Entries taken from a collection
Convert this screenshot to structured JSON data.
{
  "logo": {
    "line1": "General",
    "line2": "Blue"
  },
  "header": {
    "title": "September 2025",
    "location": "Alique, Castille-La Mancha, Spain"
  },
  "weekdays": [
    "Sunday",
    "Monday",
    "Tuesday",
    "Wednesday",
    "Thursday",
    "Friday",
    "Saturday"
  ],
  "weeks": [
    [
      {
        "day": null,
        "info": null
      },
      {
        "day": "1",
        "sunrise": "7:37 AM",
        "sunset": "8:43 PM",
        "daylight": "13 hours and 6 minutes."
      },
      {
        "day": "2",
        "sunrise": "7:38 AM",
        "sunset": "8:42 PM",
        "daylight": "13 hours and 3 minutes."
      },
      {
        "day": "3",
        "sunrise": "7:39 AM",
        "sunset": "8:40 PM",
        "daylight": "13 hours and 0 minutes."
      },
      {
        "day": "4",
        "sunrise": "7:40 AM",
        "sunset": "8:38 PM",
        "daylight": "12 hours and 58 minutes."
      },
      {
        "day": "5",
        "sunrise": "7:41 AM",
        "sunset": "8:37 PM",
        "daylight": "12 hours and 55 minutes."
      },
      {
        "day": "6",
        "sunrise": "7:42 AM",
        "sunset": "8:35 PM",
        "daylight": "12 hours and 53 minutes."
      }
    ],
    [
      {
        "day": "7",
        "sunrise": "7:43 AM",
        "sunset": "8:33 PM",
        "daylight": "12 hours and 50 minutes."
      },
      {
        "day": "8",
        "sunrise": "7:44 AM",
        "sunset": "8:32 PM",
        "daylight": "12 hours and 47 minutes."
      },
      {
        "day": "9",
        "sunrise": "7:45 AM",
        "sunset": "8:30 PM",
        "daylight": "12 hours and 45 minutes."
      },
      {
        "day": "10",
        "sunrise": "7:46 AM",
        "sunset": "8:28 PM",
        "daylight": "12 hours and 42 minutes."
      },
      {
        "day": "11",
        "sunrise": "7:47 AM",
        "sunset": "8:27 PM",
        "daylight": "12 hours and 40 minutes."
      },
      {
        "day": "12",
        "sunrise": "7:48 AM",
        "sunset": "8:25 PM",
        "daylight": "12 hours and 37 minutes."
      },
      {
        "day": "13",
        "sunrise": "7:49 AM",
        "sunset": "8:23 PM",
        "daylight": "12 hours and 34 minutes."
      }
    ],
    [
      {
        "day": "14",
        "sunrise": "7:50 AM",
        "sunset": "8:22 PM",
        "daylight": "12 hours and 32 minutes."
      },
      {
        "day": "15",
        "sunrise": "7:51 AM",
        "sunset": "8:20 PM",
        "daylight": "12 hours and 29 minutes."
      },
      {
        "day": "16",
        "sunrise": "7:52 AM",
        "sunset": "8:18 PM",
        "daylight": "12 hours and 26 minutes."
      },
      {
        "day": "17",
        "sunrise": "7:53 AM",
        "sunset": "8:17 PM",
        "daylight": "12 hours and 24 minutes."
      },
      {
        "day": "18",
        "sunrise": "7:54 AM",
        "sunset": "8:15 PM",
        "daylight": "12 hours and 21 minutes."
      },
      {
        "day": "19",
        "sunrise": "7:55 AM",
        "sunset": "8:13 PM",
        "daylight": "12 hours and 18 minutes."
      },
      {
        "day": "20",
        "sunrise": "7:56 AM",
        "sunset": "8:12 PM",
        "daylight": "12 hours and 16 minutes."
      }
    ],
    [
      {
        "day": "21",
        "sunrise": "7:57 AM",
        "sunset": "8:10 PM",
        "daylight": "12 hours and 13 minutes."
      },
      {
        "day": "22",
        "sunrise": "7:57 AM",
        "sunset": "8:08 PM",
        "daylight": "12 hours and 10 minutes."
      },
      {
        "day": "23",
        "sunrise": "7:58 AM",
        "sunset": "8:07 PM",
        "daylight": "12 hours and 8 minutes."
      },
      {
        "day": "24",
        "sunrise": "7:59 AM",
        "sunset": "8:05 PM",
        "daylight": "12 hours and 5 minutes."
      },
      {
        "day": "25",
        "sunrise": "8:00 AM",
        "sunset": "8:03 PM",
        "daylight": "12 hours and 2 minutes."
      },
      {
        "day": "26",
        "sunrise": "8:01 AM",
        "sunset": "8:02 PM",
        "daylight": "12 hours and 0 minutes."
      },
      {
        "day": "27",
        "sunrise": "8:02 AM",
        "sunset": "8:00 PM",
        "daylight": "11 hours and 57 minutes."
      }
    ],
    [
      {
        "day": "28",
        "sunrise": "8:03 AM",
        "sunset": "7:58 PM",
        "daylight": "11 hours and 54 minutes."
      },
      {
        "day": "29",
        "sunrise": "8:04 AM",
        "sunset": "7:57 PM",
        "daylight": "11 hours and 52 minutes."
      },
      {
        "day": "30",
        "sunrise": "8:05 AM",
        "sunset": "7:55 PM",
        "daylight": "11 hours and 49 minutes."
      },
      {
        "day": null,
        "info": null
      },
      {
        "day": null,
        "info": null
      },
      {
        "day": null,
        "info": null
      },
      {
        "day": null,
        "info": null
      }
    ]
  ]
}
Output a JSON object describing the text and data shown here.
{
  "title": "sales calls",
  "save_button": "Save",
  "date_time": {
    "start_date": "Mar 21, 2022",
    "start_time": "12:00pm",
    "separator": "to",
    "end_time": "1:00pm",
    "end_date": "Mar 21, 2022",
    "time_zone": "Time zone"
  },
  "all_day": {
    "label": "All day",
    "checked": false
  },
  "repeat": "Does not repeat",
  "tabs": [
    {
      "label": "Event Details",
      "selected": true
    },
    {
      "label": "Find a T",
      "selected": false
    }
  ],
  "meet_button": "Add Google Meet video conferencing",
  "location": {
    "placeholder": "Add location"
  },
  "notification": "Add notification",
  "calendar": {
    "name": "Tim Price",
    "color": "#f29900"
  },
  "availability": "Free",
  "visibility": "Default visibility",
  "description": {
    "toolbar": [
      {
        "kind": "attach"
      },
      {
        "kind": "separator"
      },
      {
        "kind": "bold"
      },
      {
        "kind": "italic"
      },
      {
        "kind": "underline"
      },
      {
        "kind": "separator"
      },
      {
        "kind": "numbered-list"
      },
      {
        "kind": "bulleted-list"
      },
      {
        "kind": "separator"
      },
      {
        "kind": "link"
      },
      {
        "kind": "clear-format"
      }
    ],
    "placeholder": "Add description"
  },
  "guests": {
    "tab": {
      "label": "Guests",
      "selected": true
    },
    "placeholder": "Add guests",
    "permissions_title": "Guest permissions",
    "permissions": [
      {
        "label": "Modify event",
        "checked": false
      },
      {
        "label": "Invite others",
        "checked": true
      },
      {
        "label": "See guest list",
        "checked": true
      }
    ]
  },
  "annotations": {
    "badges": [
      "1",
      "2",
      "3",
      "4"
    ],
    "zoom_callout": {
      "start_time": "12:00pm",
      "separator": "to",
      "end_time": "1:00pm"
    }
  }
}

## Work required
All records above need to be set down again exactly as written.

## Result below
Convert this screenshot to structured JSON data.
{
  "logo": {
    "line1": "General",
    "line2": "Blue"
  },
  "header": {
    "title": "September 2025",
    "location": "Alique, Castille-La Mancha, Spain"
  },
  "weekdays": [
    "Sunday",
    "Monday",
    "Tuesday",
    "Wednesday",
    "Thursday",
    "Friday",
    "Saturday"
  ],
  "weeks": [
    [
      {
        "day": null,
        "info": null
      },
      {
        "day": "1",
        "sunrise": "7:37 AM",
        "sunset": "8:43 PM",
        "daylight": "13 hours and 6 minutes."
      },
      {
        "day": "2",
        "sunrise": "7:38 AM",
        "sunset": "8:42 PM",
        "daylight": "13 hours and 3 minutes."
      },
      {
        "day": "3",
        "sunrise": "7:39 AM",
        "sunset": "8:40 PM",
        "daylight": "13 hours and 0 minutes."
      },
      {
        "day": "4",
        "sunrise": "7:40 AM",
        "sunset": "8:38 PM",
        "daylight": "12 hours and 58 minutes."
      },
      {
        "day": "5",
        "sunrise": "7:41 AM",
        "sunset": "8:37 PM",
        "daylight": "12 hours and 55 minutes."
      },
      {
        "day": "6",
        "sunrise": "7:42 AM",
        "sunset": "8:35 PM",
        "daylight": "12 hours and 53 minutes."
      }
    ],
    [
      {
        "day": "7",
        "sunrise": "7:43 AM",
        "sunset": "8:33 PM",
        "daylight": "12 hours and 50 minutes."
      },
      {
        "day": "8",
        "sunrise": "7:44 AM",
        "sunset": "8:32 PM",
        "daylight": "12 hours and 47 minutes."
      },
      {
        "day": "9",
        "sunrise": "7:45 AM",
        "sunset": "8:30 PM",
        "daylight": "12 hours and 45 minutes."
      },
      {
        "day": "10",
        "sunrise": "7:46 AM",
        "sunset": "8:28 PM",
        "daylight": "12 hours and 42 minutes."
      },
      {
        "day": "11",
        "sunrise": "7:47 AM",
        "sunset": "8:27 PM",
        "daylight": "12 hours and 40 minutes."
      },
      {
        "day": "12",
        "sunrise": "7:48 AM",
        "sunset": "8:25 PM",
        "daylight": "12 hours and 37 minutes."
      },
      {
        "day": "13",
        "sunrise": "7:49 AM",
        "sunset": "8:23 PM",
        "daylight": "12 hours and 34 minutes."
      }
    ],
    [
      {
        "day": "14",
        "sunrise": "7:50 AM",
        "sunset": "8:22 PM",
        "daylight": "12 hours and 32 minutes."
      },
      {
        "day": "15",
        "sunrise": "7:51 AM",
        "sunset": "8:20 PM",
        "daylight": "12 hours and 29 minutes."
      },
      {
        "day": "16",
        "sunrise": "7:52 AM",
        "sunset": "8:18 PM",
        "daylight": "12 hours and 26 minutes."
      },
      {
        "day": "17",
        "sunrise": "7:53 AM",
        "sunset": "8:17 PM",
        "daylight": "12 hours and 24 minutes."
      },
      {
        "day": "18",
        "sunrise": "7:54 AM",
        "sunset": "8:15 PM",
        "daylight": "12 hours and 21 minutes."
      },
      {
        "day": "19",
        "sunrise": "7:55 AM",
        "sunset": "8:13 PM",
        "daylight": "12 hours and 18 minutes."
      },
      {
        "day": "20",
        "sunrise": "7:56 AM",
        "sunset": "8:12 PM",
        "daylight": "12 hours and 16 minutes."
      }
    ],
    [
      {
        "day": "21",
        "sunrise": "7:57 AM",
        "sunset": "8:10 PM",
        "daylight": "12 hours and 13 minutes."
      },
      {
        "day": "22",
        "sunrise": "7:57 AM",
        "sunset": "8:08 PM",
        "daylight": "12 hours and 10 minutes."
      },
      {
        "day": "23",
        "sunrise": "7:58 AM",
        "sunset": "8:07 PM",
        "daylight": "12 hours and 8 minutes."
      },
      {
        "day": "24",
        "sunrise": "7:59 AM",
        "sunset": "8:05 PM",
        "daylight": "12 hours and 5 minutes."
      },
      {
        "day": "25",
        "sunrise": "8:00 AM",
        "sunset": "8:03 PM",
        "daylight": "12 hours and 2 minutes."
      },
      {
        "day": "26",
        "sunrise": "8:01 AM",
        "sunset": "8:02 PM",
        "daylight": "12 hours and 0 minutes."
      },
      {
        "day": "27",
        "sunrise": "8:02 AM",
        "sunset": "8:00 PM",
        "daylight": "11 hours and 57 minutes."
      }
    ],
    [
      {
        "day": "28",
        "sunrise": "8:03 AM",
        "sunset": "7:58 PM",
        "daylight": "11 hours and 54 minutes."
      },
      {
        "day": "29",
        "sunrise": "8:04 AM",
        "sunset": "7:57 PM",
        "daylight": "11 hours and 52 minutes."
      },
      {
        "day": "30",
        "sunrise": "8:05 AM",
        "sunset": "7:55 PM",
        "daylight": "11 hours and 49 minutes."
      },
      {
        "day": null,
        "info": null
      },
      {
        "day": null,
        "info": null
      },
      {
        "day": null,
        "info": null
      },
      {
        "day": null,
        "info": null
      }
    ]
  ]
}
Output a JSON object describing the text and data shown here.
{
  "title": "sales calls",
  "save_button": "Save",
  "date_time": {
    "start_date": "Mar 21, 2022",
    "start_time": "12:00pm",
    "separator": "to",
    "end_time": "1:00pm",
    "end_date": "Mar 21, 2022",
    "time_zone": "Time zone"
  },
  "all_day": {
    "label": "All day",
    "checked": false
  },
  "repeat": "Does not repeat",
  "tabs": [
    {
      "label": "Event Details",
      "selected": true
    },
    {
      "label": "Find a T",
      "selected": false
    }
  ],
  "meet_button": "Add Google Meet video conferencing",
  "location": {
    "placeholder": "Add location"
  },
  "notification": "Add notification",
  "calendar": {
    "name": "Tim Price",
    "color": "#f29900"
  },
  "availability": "Free",
  "visibility": "Default visibility",
  "description": {
    "toolbar": [
      {
        "kind": "attach"
      },
      {
        "kind": "separator"
      },
      {
        "kind": "bold"
      },
      {
        "kind": "italic"
      },
      {
        "kind": "underline"
      },
      {
        "kind": "separator"
      },
      {
        "kind": "numbered-list"
      },
      {
        "kind": "bulleted-list"
      },
      {
        "kind": "separator"
      },
      {
        "kind": "link"
      },
      {
        "kind": "clear-format"
      }
    ],
    "placeholder": "Add description"
  },
  "guests": {
    "tab": {
      "label": "Guests",
      "selected": true
    },
    "placeholder": "Add guests",
    "permissions_title": "Guest permissions",
    "permissions": [
      {
        "label": "Modify event",
        "checked": false
      },
      {
        "label": "Invite others",
        "checked": true
      },
      {
        "label": "See guest list",
        "checked": true
      }
    ]
  },
  "annotations": {
    "badges": [
      "1",
      "2",
      "3",
      "4"
    ],
    "zoom_callout": {
      "start_time": "12:00pm",
      "separator": "to",
      "end_time": "1:00pm"
    }
  }
}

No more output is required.